Instructions for the task -> Line by line, copy the records below exactly.
---*---
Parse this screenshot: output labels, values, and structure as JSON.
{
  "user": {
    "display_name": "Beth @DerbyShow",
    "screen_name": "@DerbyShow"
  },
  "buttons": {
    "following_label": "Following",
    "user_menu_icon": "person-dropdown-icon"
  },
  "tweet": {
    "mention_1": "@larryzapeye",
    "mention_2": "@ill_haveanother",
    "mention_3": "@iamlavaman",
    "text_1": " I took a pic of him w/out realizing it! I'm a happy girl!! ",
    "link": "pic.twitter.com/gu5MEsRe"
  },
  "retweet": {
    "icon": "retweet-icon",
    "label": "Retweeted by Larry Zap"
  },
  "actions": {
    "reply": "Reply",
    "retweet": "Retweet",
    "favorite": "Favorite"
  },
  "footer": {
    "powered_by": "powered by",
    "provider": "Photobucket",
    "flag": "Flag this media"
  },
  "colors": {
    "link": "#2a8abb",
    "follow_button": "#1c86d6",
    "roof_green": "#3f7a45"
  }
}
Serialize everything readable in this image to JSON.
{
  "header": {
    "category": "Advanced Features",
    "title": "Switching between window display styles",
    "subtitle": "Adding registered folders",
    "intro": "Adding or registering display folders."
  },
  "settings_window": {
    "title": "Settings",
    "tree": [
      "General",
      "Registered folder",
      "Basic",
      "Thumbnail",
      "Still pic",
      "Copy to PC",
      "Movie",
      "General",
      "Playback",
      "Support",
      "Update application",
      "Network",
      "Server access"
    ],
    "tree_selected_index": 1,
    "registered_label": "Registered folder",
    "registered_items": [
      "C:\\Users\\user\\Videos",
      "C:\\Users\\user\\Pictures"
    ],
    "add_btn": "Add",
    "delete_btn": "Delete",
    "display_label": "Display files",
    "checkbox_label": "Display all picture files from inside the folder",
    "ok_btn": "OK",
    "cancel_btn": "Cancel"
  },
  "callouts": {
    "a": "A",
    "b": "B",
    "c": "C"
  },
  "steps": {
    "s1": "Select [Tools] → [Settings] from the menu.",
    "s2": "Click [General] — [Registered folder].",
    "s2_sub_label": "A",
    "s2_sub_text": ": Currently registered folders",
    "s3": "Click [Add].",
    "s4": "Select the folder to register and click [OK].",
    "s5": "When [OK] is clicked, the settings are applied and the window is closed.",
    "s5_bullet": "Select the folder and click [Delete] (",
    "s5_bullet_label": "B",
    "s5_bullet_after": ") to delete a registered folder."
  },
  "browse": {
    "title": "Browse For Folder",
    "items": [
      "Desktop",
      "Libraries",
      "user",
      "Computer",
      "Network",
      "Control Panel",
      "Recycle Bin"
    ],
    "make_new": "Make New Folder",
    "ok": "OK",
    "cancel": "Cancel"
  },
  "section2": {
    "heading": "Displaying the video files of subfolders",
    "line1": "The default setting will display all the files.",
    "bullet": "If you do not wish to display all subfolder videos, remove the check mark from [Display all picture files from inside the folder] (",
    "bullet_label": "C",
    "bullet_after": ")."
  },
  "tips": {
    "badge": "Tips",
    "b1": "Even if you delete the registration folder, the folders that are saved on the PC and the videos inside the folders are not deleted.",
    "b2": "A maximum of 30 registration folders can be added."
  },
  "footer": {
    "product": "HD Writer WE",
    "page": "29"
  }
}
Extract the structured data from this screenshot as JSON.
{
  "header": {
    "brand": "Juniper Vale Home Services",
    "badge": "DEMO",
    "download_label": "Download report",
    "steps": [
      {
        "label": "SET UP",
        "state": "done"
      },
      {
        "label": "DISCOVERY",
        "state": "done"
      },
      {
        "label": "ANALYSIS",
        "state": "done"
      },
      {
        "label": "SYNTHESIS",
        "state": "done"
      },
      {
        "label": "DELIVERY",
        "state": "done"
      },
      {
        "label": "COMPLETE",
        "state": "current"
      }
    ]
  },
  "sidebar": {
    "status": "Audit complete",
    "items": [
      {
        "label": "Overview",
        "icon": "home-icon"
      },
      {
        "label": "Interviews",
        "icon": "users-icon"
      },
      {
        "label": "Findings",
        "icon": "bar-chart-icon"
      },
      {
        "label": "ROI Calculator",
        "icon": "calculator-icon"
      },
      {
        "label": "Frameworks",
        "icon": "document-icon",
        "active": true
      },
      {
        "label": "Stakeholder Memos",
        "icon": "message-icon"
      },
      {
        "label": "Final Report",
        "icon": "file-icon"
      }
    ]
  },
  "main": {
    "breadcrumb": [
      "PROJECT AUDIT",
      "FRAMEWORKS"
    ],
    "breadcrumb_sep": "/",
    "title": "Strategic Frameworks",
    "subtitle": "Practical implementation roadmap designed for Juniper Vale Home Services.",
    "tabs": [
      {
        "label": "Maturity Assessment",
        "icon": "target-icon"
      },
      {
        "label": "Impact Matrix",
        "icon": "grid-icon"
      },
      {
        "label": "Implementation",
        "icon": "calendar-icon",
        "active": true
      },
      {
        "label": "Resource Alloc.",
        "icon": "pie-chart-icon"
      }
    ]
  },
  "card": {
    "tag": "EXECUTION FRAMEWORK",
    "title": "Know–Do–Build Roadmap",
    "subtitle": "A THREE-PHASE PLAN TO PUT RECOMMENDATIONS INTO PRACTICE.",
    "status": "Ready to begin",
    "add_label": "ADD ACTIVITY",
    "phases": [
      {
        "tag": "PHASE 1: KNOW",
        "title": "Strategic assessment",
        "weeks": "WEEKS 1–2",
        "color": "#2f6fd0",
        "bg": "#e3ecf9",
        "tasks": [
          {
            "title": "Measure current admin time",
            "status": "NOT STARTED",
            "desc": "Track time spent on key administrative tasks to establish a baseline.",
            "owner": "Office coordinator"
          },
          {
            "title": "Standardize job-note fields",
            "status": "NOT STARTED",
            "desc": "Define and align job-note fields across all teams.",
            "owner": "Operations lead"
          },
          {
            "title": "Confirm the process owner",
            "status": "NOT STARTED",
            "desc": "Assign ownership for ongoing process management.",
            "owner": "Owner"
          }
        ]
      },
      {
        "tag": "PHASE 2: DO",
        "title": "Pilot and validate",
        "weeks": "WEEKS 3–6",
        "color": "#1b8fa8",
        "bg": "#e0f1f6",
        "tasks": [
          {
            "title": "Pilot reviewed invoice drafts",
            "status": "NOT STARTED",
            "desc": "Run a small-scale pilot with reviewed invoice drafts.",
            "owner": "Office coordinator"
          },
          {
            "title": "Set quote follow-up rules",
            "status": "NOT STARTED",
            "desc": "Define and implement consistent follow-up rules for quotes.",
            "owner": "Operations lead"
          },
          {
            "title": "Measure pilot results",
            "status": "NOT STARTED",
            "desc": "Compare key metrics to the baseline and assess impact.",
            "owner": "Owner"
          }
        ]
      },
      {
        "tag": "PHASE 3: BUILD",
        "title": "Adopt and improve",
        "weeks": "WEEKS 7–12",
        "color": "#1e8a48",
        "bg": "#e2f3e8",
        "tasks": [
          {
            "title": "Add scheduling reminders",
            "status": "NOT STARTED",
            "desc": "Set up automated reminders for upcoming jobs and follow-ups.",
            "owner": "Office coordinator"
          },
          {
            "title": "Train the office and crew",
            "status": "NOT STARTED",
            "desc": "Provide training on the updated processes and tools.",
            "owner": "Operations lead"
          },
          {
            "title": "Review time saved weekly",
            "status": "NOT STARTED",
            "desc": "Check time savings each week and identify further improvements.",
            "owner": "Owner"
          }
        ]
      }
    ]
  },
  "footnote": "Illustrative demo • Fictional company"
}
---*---
Expected answer ->
Parse this screenshot: output labels, values, and structure as JSON.
{
  "user": {
    "display_name": "Beth @DerbyShow",
    "screen_name": "@DerbyShow"
  },
  "buttons": {
    "following_label": "Following",
    "user_menu_icon": "person-dropdown-icon"
  },
  "tweet": {
    "mention_1": "@larryzapeye",
    "mention_2": "@ill_haveanother",
    "mention_3": "@iamlavaman",
    "text_1": " I took a pic of him w/out realizing it! I'm a happy girl!! ",
    "link": "pic.twitter.com/gu5MEsRe"
  },
  "retweet": {
    "icon": "retweet-icon",
    "label": "Retweeted by Larry Zap"
  },
  "actions": {
    "reply": "Reply",
    "retweet": "Retweet",
    "favorite": "Favorite"
  },
  "footer": {
    "powered_by": "powered by",
    "provider": "Photobucket",
    "flag": "Flag this media"
  },
  "colors": {
    "link": "#2a8abb",
    "follow_button": "#1c86d6",
    "roof_green": "#3f7a45"
  }
}
Serialize everything readable in this image to JSON.
{
  "header": {
    "category": "Advanced Features",
    "title": "Switching between window display styles",
    "subtitle": "Adding registered folders",
    "intro": "Adding or registering display folders."
  },
  "settings_window": {
    "title": "Settings",
    "tree": [
      "General",
      "Registered folder",
      "Basic",
      "Thumbnail",
      "Still pic",
      "Copy to PC",
      "Movie",
      "General",
      "Playback",
      "Support",
      "Update application",
      "Network",
      "Server access"
    ],
    "tree_selected_index": 1,
    "registered_label": "Registered folder",
    "registered_items": [
      "C:\\Users\\user\\Videos",
      "C:\\Users\\user\\Pictures"
    ],
    "add_btn": "Add",
    "delete_btn": "Delete",
    "display_label": "Display files",
    "checkbox_label": "Display all picture files from inside the folder",
    "ok_btn": "OK",
    "cancel_btn": "Cancel"
  },
  "callouts": {
    "a": "A",
    "b": "B",
    "c": "C"
  },
  "steps": {
    "s1": "Select [Tools] → [Settings] from the menu.",
    "s2": "Click [General] — [Registered folder].",
    "s2_sub_label": "A",
    "s2_sub_text": ": Currently registered folders",
    "s3": "Click [Add].",
    "s4": "Select the folder to register and click [OK].",
    "s5": "When [OK] is clicked, the settings are applied and the window is closed.",
    "s5_bullet": "Select the folder and click [Delete] (",
    "s5_bullet_label": "B",
    "s5_bullet_after": ") to delete a registered folder."
  },
  "browse": {
    "title": "Browse For Folder",
    "items": [
      "Desktop",
      "Libraries",
      "user",
      "Computer",
      "Network",
      "Control Panel",
      "Recycle Bin"
    ],
    "make_new": "Make New Folder",
    "ok": "OK",
    "cancel": "Cancel"
  },
  "section2": {
    "heading": "Displaying the video files of subfolders",
    "line1": "The default setting will display all the files.",
    "bullet": "If you do not wish to display all subfolder videos, remove the check mark from [Display all picture files from inside the folder] (",
    "bullet_label": "C",
    "bullet_after": ")."
  },
  "tips": {
    "badge": "Tips",
    "b1": "Even if you delete the registration folder, the folders that are saved on the PC and the videos inside the folders are not deleted.",
    "b2": "A maximum of 30 registration folders can be added."
  },
  "footer": {
    "product": "HD Writer WE",
    "page": "29"
  }
}
Extract the structured data from this screenshot as JSON.
{
  "header": {
    "brand": "Juniper Vale Home Services",
    "badge": "DEMO",
    "download_label": "Download report",
    "steps": [
      {
        "label": "SET UP",
        "state": "done"
      },
      {
        "label": "DISCOVERY",
        "state": "done"
      },
      {
        "label": "ANALYSIS",
        "state": "done"
      },
      {
        "label": "SYNTHESIS",
        "state": "done"
      },
      {
        "label": "DELIVERY",
        "state": "done"
      },
      {
        "label": "COMPLETE",
        "state": "current"
      }
    ]
  },
  "sidebar": {
    "status": "Audit complete",
    "items": [
      {
        "label": "Overview",
        "icon": "home-icon"
      },
      {
        "label": "Interviews",
        "icon": "users-icon"
      },
      {
        "label": "Findings",
        "icon": "bar-chart-icon"
      },
      {
        "label": "ROI Calculator",
        "icon": "calculator-icon"
      },
      {
        "label": "Frameworks",
        "icon": "document-icon",
        "active": true
      },
      {
        "label": "Stakeholder Memos",
        "icon": "message-icon"
      },
      {
        "label": "Final Report",
        "icon": "file-icon"
      }
    ]
  },
  "main": {
    "breadcrumb": [
      "PROJECT AUDIT",
      "FRAMEWORKS"
    ],
    "breadcrumb_sep": "/",
    "title": "Strategic Frameworks",
    "subtitle": "Practical implementation roadmap designed for Juniper Vale Home Services.",
    "tabs": [
      {
        "label": "Maturity Assessment",
        "icon": "target-icon"
      },
      {
        "label": "Impact Matrix",
        "icon": "grid-icon"
      },
      {
        "label": "Implementation",
        "icon": "calendar-icon",
        "active": true
      },
      {
        "label": "Resource Alloc.",
        "icon": "pie-chart-icon"
      }
    ]
  },
  "card": {
    "tag": "EXECUTION FRAMEWORK",
    "title": "Know–Do–Build Roadmap",
    "subtitle": "A THREE-PHASE PLAN TO PUT RECOMMENDATIONS INTO PRACTICE.",
    "status": "Ready to begin",
    "add_label": "ADD ACTIVITY",
    "phases": [
      {
        "tag": "PHASE 1: KNOW",
        "title": "Strategic assessment",
        "weeks": "WEEKS 1–2",
        "color": "#2f6fd0",
        "bg": "#e3ecf9",
        "tasks": [
          {
            "title": "Measure current admin time",
            "status": "NOT STARTED",
            "desc": "Track time spent on key administrative tasks to establish a baseline.",
            "owner": "Office coordinator"
          },
          {
            "title": "Standardize job-note fields",
            "status": "NOT STARTED",
            "desc": "Define and align job-note fields across all teams.",
            "owner": "Operations lead"
          },
          {
            "title": "Confirm the process owner",
            "status": "NOT STARTED",
            "desc": "Assign ownership for ongoing process management.",
            "owner": "Owner"
          }
        ]
      },
      {
        "tag": "PHASE 2: DO",
        "title": "Pilot and validate",
        "weeks": "WEEKS 3–6",
        "color": "#1b8fa8",
        "bg": "#e0f1f6",
        "tasks": [
          {
            "title": "Pilot reviewed invoice drafts",
            "status": "NOT STARTED",
            "desc": "Run a small-scale pilot with reviewed invoice drafts.",
            "owner": "Office coordinator"
          },
          {
            "title": "Set quote follow-up rules",
            "status": "NOT STARTED",
            "desc": "Define and implement consistent follow-up rules for quotes.",
            "owner": "Operations lead"
          },
          {
            "title": "Measure pilot results",
            "status": "NOT STARTED",
            "desc": "Compare key metrics to the baseline and assess impact.",
            "owner": "Owner"
          }
        ]
      },
      {
        "tag": "PHASE 3: BUILD",
        "title": "Adopt and improve",
        "weeks": "WEEKS 7–12",
        "color": "#1e8a48",
        "bg": "#e2f3e8",
        "tasks": [
          {
            "title": "Add scheduling reminders",
            "status": "NOT STARTED",
            "desc": "Set up automated reminders for upcoming jobs and follow-ups.",
            "owner": "Office coordinator"
          },
          {
            "title": "Train the office and crew",
            "status": "NOT STARTED",
            "desc": "Provide training on the updated processes and tools.",
            "owner": "Operations lead"
          },
          {
            "title": "Review time saved weekly",
            "status": "NOT STARTED",
            "desc": "Check time savings each week and identify further improvements.",
            "owner": "Owner"
          }
        ]
      }
    ]
  },
  "footnote": "Illustrative demo • Fictional company"
}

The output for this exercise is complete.